“You’re right; it is beautiful, and that’s why I keep going back,” she says. “I wouldn’t trade it for anything, even when it feels impossible.
“But sometimes I wonder,” she continues, leaning across the counter. Her eyes burn with intent. I almost have to look away, but can’t.
“What’s the purpose of purpose? Why do we feel the need to make such sacrifices, stake our happiness, our financial stability, lay our freedom — hell our lives sometimes — on the line, to fill our lives with purpose? How much can we really do?”
She finished her coffee and we said goodbye to one another. I watched her disappear into the rain outside, and realized that I never answered her question.
For days afterward I contemplated what she’d told me. Why do we place such extraordinary importance on living purpose-filled lives?
I thought about my own life path, how I’d left my full-time job as an Editor in Chief at an entertainment publication to focus on social justice work as a freelance investigative reporter.
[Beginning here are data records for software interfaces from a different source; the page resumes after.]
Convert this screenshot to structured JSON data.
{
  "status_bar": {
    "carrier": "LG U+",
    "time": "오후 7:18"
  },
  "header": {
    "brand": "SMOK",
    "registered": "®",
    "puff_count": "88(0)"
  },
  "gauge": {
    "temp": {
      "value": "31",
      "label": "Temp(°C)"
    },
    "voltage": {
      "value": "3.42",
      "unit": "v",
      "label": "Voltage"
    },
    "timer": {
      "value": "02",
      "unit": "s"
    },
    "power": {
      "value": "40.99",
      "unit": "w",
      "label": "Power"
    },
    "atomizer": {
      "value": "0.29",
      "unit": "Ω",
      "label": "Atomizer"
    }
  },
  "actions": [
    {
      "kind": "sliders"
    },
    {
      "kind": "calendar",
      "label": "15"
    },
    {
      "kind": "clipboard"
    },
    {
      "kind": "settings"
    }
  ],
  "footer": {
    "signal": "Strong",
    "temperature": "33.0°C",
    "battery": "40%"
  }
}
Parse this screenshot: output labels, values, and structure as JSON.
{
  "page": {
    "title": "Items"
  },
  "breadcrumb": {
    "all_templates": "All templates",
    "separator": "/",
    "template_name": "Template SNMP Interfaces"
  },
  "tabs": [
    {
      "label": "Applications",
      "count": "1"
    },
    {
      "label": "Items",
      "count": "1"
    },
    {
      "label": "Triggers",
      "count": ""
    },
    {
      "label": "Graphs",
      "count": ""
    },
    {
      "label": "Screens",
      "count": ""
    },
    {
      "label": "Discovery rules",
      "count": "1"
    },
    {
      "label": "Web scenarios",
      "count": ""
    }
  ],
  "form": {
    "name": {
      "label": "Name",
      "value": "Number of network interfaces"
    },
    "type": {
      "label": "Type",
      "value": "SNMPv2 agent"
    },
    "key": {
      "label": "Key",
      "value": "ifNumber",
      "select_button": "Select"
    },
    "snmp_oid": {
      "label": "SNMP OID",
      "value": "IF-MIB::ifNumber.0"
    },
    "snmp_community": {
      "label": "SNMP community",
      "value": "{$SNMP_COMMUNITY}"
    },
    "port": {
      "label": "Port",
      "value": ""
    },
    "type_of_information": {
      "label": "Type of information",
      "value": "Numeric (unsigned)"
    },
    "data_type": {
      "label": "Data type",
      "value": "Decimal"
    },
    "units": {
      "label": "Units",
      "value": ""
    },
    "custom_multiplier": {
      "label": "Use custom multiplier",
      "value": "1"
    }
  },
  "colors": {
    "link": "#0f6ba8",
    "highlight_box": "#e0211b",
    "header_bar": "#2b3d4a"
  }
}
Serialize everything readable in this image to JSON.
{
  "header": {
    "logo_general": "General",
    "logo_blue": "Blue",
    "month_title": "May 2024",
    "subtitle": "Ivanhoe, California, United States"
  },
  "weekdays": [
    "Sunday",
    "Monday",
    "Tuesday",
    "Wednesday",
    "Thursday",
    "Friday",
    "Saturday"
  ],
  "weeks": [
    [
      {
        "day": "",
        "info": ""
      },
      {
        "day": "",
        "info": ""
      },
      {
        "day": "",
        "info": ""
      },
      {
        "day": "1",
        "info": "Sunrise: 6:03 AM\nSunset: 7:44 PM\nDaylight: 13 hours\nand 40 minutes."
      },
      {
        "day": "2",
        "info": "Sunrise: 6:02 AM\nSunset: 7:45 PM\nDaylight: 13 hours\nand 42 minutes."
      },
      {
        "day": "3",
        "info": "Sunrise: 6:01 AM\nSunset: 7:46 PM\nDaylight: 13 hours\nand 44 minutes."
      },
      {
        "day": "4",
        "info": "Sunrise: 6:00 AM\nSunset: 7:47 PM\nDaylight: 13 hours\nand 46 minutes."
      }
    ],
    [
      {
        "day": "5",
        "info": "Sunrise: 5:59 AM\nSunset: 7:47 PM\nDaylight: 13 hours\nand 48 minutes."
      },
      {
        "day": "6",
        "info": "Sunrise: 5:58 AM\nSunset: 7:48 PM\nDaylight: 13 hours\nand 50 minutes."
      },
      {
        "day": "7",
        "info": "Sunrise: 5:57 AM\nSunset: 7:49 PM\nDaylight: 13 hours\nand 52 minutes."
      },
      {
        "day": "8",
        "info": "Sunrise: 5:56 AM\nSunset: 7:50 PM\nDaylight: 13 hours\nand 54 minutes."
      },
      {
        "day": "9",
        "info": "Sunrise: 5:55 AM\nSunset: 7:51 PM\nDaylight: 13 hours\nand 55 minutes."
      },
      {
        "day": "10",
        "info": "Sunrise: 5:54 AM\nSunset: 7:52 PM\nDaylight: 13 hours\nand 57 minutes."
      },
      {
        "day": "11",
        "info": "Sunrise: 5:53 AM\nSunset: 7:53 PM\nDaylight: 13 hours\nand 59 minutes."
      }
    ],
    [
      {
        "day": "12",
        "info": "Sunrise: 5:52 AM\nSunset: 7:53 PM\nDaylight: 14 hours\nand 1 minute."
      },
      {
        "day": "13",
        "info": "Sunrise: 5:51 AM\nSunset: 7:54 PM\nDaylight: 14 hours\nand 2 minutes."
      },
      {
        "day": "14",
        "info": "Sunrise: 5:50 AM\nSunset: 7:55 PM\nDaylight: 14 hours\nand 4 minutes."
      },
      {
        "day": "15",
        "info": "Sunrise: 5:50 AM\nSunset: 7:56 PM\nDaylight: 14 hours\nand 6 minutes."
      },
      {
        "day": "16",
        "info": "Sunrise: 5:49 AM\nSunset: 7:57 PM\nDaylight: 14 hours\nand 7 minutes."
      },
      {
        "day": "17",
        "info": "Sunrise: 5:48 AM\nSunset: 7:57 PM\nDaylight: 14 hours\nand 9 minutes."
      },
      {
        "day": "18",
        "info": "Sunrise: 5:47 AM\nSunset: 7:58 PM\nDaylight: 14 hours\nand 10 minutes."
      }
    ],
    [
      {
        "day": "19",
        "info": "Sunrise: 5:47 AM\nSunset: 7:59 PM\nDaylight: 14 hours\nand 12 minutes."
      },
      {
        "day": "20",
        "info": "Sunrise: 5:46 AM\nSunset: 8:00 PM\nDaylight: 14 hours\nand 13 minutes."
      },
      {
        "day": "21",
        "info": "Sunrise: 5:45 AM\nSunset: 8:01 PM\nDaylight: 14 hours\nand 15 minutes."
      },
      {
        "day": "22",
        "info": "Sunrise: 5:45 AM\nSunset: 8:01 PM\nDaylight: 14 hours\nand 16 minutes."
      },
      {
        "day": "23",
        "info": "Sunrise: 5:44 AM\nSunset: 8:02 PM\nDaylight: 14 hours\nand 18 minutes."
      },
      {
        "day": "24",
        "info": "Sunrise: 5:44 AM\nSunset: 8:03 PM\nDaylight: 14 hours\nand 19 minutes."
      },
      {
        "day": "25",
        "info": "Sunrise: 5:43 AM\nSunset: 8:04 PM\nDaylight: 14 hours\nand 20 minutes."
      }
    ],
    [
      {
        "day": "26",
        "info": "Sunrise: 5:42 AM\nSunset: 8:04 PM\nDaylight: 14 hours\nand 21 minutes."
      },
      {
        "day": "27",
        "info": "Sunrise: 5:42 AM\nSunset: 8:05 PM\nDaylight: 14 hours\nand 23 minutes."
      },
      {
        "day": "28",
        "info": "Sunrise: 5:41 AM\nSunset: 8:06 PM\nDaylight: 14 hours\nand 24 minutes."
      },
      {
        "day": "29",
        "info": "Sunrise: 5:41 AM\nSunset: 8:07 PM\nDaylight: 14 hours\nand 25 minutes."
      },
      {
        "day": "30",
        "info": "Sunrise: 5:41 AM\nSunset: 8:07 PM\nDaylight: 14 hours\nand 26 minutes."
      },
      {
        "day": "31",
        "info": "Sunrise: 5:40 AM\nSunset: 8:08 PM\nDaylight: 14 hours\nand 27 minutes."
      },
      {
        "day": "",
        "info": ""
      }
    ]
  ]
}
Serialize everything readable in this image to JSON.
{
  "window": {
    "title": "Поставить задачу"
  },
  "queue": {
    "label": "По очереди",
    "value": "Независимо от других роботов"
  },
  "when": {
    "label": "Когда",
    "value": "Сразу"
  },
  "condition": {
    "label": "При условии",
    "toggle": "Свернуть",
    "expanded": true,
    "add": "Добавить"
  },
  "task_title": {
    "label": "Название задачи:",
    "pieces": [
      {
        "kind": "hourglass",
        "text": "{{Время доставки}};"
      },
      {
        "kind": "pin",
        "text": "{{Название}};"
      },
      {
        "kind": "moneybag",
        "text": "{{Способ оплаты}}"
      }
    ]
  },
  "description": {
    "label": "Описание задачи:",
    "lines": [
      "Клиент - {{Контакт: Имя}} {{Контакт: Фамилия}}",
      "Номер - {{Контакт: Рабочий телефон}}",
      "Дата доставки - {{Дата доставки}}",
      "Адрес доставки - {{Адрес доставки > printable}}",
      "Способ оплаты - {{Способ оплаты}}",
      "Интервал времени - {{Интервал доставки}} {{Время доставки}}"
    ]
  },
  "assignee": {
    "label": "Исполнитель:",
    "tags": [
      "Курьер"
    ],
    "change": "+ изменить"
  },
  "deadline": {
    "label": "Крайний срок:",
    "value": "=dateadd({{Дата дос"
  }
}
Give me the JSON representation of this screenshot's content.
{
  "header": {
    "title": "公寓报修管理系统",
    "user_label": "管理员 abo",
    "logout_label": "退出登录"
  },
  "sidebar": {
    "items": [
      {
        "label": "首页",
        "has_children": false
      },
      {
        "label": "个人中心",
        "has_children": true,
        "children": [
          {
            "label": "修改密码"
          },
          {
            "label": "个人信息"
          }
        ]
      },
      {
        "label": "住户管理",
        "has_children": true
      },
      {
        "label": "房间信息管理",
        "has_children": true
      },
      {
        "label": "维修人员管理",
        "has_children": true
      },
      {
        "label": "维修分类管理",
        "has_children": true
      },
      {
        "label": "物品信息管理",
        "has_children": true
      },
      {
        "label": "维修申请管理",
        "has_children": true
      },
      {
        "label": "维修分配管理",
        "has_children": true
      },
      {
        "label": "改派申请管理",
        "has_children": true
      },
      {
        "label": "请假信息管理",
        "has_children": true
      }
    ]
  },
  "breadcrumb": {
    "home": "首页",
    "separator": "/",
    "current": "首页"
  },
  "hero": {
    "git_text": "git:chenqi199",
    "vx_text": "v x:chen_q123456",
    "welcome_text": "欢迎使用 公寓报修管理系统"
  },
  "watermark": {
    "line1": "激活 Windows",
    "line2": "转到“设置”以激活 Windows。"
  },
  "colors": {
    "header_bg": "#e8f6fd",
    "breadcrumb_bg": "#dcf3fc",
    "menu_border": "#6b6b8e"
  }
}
It was one of the hardest things I’d ever done, and it meant returning to the food service industry once again — even after one whole college degree and career later — to help pay the bills.
Everyone talks about how purpose-driven work is on the rise.
There are new reports that reveal an overwhelming number of people out there who would take substantial pay cuts if it meant their jobs were filled with “purpose,” how they would leave if their company’s purpose was unclear or didn’t align with their own personal compass. For the commercially-driven brands of today, the old school titans of yesteryear are being left behind in favor of companies that embed their well-intentioned ethos into the cultural subconscious.
I shifted away from entertainment reporting because I was tired of asking celebrities about their fantasies and newest multimillion dollar projects. I wanted to speak with people who had real stories to tell, stories rooted in truth and suffering, people whose voices weren’t being heard or reported by the mainstream media. When the waters finally subsided from the shores of Puerto Rico, I spoke to public school teachers on the island about a secret government agenda to use the destruction of the storm as a smokeshow to privatize the commonwealth’s education sector.
The assignment took me far longer than I’d originally intended, involved intense scheduling with survivors who didn’t speak much English, who were afraid to talk about what was happening, who were reeling to regain lines of communication that had been damaged and broken. It also paid less than I would have hoped, but still I was grateful to take it on.
But why? Was the altruism a new high, a refreshing departure from the narcissistic meanderings of Hollywood? Did I believe that I was making a real difference for all of those teachers in Puerto Rico, who I watched stumble through tear gas clouds only weeks later?
I thought about Ren using her passion for theater to distill hope in those who perhaps needed it most.
As creative individuals, we seek out new modes of self expression because they ultimately help set us free in some way. But when these creative powers function at their highest, they are capable of transcending the self and elevating others.
They create harmony in the world around us, or they deliver us warning signs. Maybe that’s part of the purpose.
Maybe that’s why ten Afghani journalists risked and lost their lives to share the truths they’d discovered with the world, even as the world turned their eyes to the White House Correspondents Dinner instead. Maybe it’s why clowns travel to war-torn countries like Syria to spread their laughter to those who have lost it. Maybe that’s why the music of Childish Gambino is pulsing through the collective consciousness right now, ripping through our waking nightmare with a gunshot of truth.
Next time I see Ren, I want to answer her question. At the end of the day, purpose creates meaning, and meaning defines our existence. It also defines the relationships we create between one another, and how we choose to value actions of love and compassion. The key word is create, because it’s always a choice, even if it’s not an easy one.
“How much can you do?” she asked.
It might take a lot of courage. But it turns out, you can do a hell of a lot.